--- Record extracts Enclosed Below ---

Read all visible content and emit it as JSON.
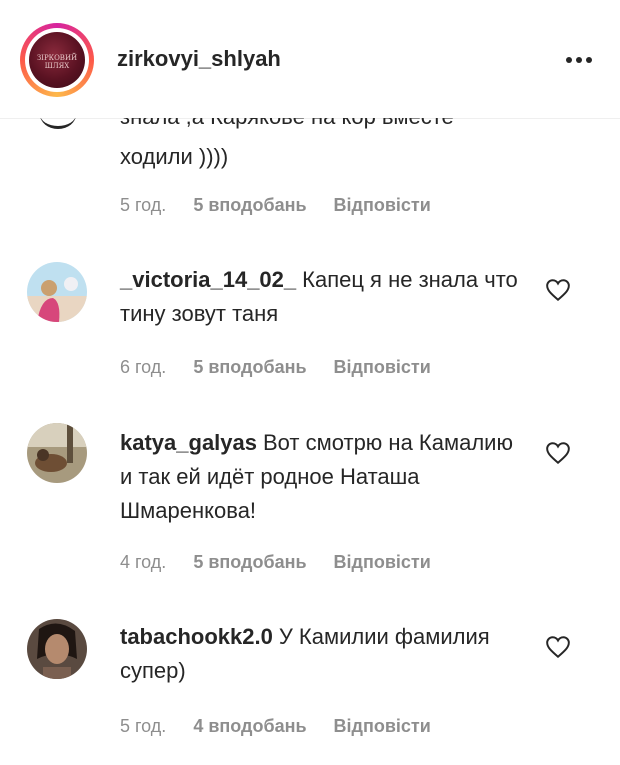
{
  "header": {
    "username": "zirkovyi_shlyah",
    "logo_text": "ЗІРКОВИЙ\nШЛЯХ"
  },
  "partial_comment": {
    "clipped_text": "знала ,а Карякове на кор вместе",
    "text_end": "ходили ))))",
    "time": "5 год.",
    "likes": "5 вподобань",
    "reply": "Відповісти"
  },
  "comments": [
    {
      "username": "_victoria_14_02_",
      "text": "Капец я не знала что тину зовут таня",
      "time": "6 год.",
      "likes": "5 вподобань",
      "reply": "Відповісти"
    },
    {
      "username": "katya_galyas",
      "text": "Вот смотрю на Камалию и так ей идёт родное Наташа Шмаренкова!",
      "time": "4 год.",
      "likes": "5 вподобань",
      "reply": "Відповісти"
    },
    {
      "username": "tabachookk2.0",
      "text": "У Камилии фамилия супер)",
      "time": "5 год.",
      "likes": "4 вподобань",
      "reply": "Відповісти"
    }
  ],
  "icons": {
    "more": "more-options-icon",
    "like": "heart-outline-icon"
  },
  "colors": {
    "text": "#262626",
    "muted": "#8e8e8e",
    "ring_start": "#d6249f",
    "ring_end": "#fdb84a"
  }
}
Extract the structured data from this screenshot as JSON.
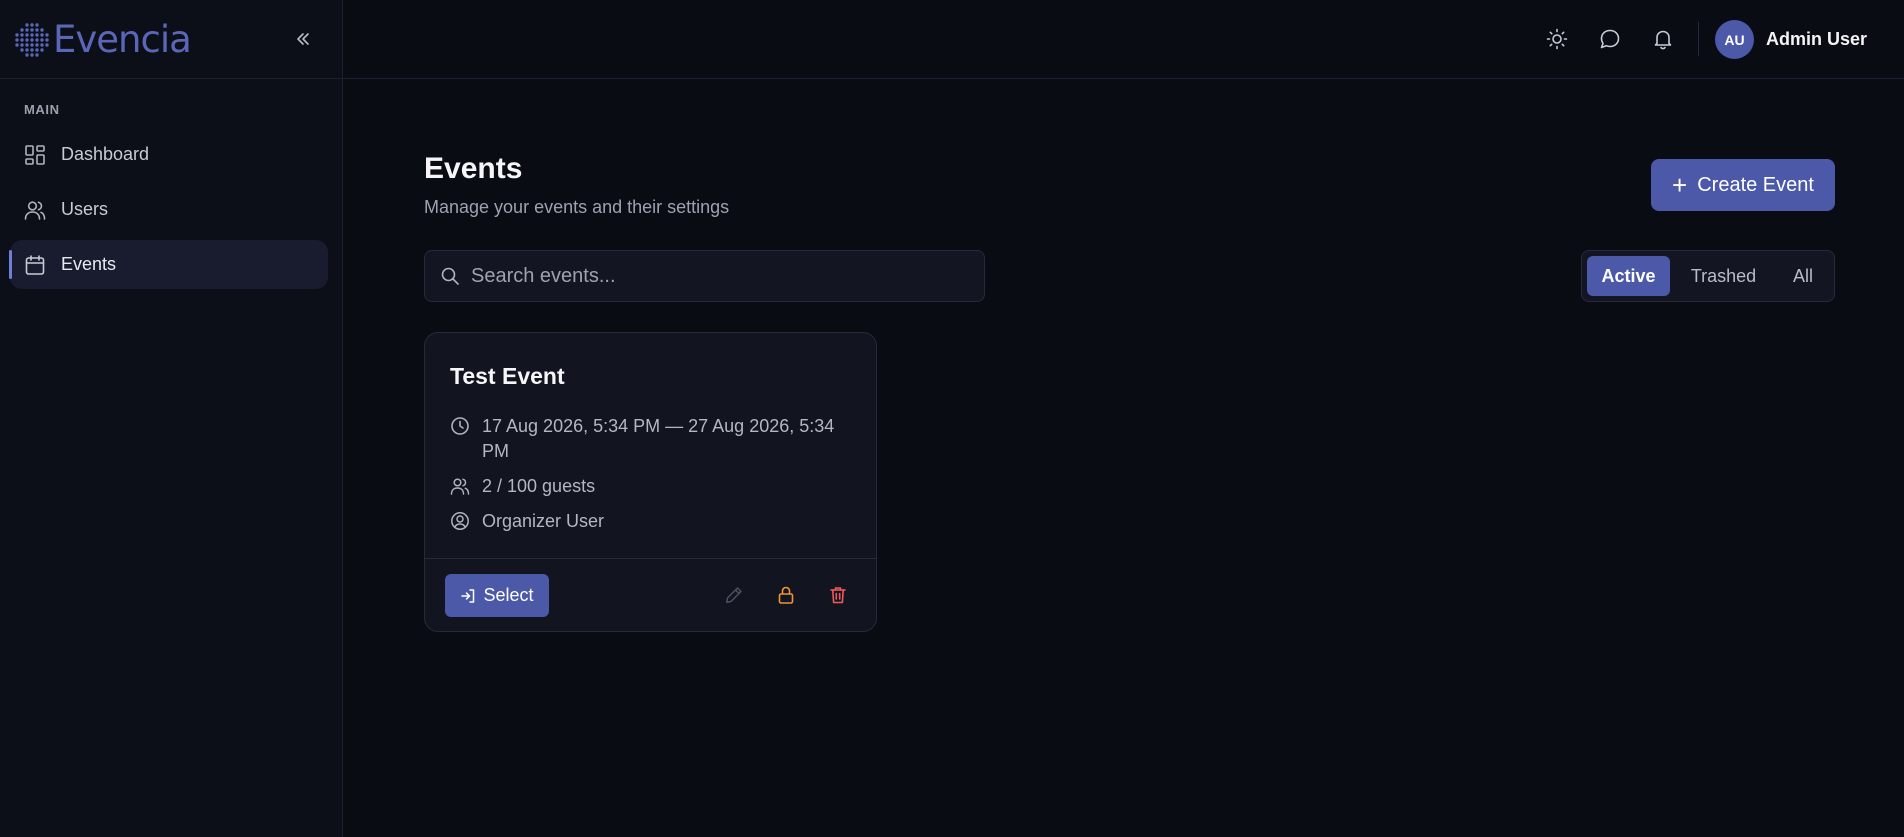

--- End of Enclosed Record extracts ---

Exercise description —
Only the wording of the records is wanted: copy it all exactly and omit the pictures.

Your solution —
Read all visible content and emit it as JSON.
{
  "header": {
    "username": "zirkovyi_shlyah",
    "logo_text": "ЗІРКОВИЙ\nШЛЯХ"
  },
  "partial_comment": {
    "clipped_text": "знала ,а Карякове на кор вместе",
    "text_end": "ходили ))))",
    "time": "5 год.",
    "likes": "5 вподобань",
    "reply": "Відповісти"
  },
  "comments": [
    {
      "username": "_victoria_14_02_",
      "text": "Капец я не знала что тину зовут таня",
      "time": "6 год.",
      "likes": "5 вподобань",
      "reply": "Відповісти"
    },
    {
      "username": "katya_galyas",
      "text": "Вот смотрю на Камалию и так ей идёт родное Наташа Шмаренкова!",
      "time": "4 год.",
      "likes": "5 вподобань",
      "reply": "Відповісти"
    },
    {
      "username": "tabachookk2.0",
      "text": "У Камилии фамилия супер)",
      "time": "5 год.",
      "likes": "4 вподобань",
      "reply": "Відповісти"
    }
  ],
  "icons": {
    "more": "more-options-icon",
    "like": "heart-outline-icon"
  },
  "colors": {
    "text": "#262626",
    "muted": "#8e8e8e",
    "ring_start": "#d6249f",
    "ring_end": "#fdb84a"
  }
}
Extract the structured data from this screenshot as JSON.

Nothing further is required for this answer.